Colon Cancer The large intestine is made up of the colon (the upper five to six feet) and the rectum (the last six to eight inches). This is where the last stage of digestion occurs and where solid waste is held until it is released. Colon cancer is second only to lung cancer among cancers that kill both men and women.
Mostly credited to an increase in screening for and removal of polyps, the incidence has been declining during the past decade.
Most colon cancers occur in people over fifty. It strikes men and women nearly equally. Colorectal cancer develops over a ten-to-fifteen-year period and produces no symptoms until it is advanced. If the disease is detected early enough and the tumour has not metastasized, the survival rate is quite high.
Causes and Risk Factors Of Colon Cancer
A genetic defect is linked with some forms of familial colon cancer. Other causes are not known. Risk factors associated with colorectal cancer include:
Symptoms of colon cancer can include the following:
Screening for colon cancer is the best way to detect polyps before they turn cancerous. During regular checkups (and annually after age forty), men and women should have a rectal exam. Beginning at age fifty, one of the following tests should be performed along with a rectal exam:
In addition, a test kit for detecting blood in the stool can be purchased at most pharmacies.
Dietary and Nutritional Factors
It was once believed that a high-fiber diet protects the colon by reducing the time any harmful carcinogens that are present in the stool are in contact with the intestinal wall.
There have since been conflicting reports on this, but most health professionals still recommend a high-fiber, low fat diet. A high-fat diet is strongly linked to colon cancer.
A Mediterranean diet is a well balanced diet which offers optimum dietary protection. The traditional Mediterranean diet consists of fruits and vegetables, beans and legumes, pulses, fish, seafood, virgin olive oil, and red meat is eaten once a week.
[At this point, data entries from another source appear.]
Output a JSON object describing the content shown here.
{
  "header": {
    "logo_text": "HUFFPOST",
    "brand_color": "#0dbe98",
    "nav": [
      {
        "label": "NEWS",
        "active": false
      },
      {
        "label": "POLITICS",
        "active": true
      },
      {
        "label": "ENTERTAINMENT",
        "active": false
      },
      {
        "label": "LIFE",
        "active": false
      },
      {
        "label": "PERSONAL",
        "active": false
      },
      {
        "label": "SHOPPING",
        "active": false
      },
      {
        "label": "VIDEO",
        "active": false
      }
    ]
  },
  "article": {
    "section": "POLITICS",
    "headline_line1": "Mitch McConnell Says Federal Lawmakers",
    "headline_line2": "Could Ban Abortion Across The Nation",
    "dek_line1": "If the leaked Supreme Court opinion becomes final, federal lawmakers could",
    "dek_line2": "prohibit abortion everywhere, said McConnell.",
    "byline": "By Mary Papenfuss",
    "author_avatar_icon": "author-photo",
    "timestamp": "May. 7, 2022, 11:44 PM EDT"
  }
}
Cut out all refined sugar and refined grain products such as white bread, cakes, cookies, limited consumption of red meat, saturated fat and processed foods high in sugar and refined grained products such as cakes and cookies.
Garlic, broccoli, cabbage, cauliflower, brussels sprouts, citrus fruits, melons, and dark green, red, and yellow vegetables are recommended for their antioxidant and sulfur compounds. Tomatoes may lower risk. Quercetin found in onions has been shown to have anticancer properties with respect to colon cancer. Probiotics found in yoghurt may also inhibit colon cancer. Goat's and or sheep's yoghurt is best for human consumption as it is most easily digested.
Consumption of chlorinated water has been linked to a greater incidence of colon cancer. It would be best to drink filtered water.
If you are aware of any health problem which may compromise your general health, it is important to seek treatment. A Health and Wellness Counselor may help you, to bring you back in balance and to good health through, detoxing, healthy eating and living, create a proper diet suited for your condition, advise natural remedies, herbs, wholefood supplements and organic cosmetics.
Barbara is a qualified nutritionist offering Health, Nutrition & Lifestyle Counseling. She gives Healthy weight loss advice and promotes the Mediterranean diet. She is the author of the Med Life Diet - creating healthy lifestyle habits and attitudes for life !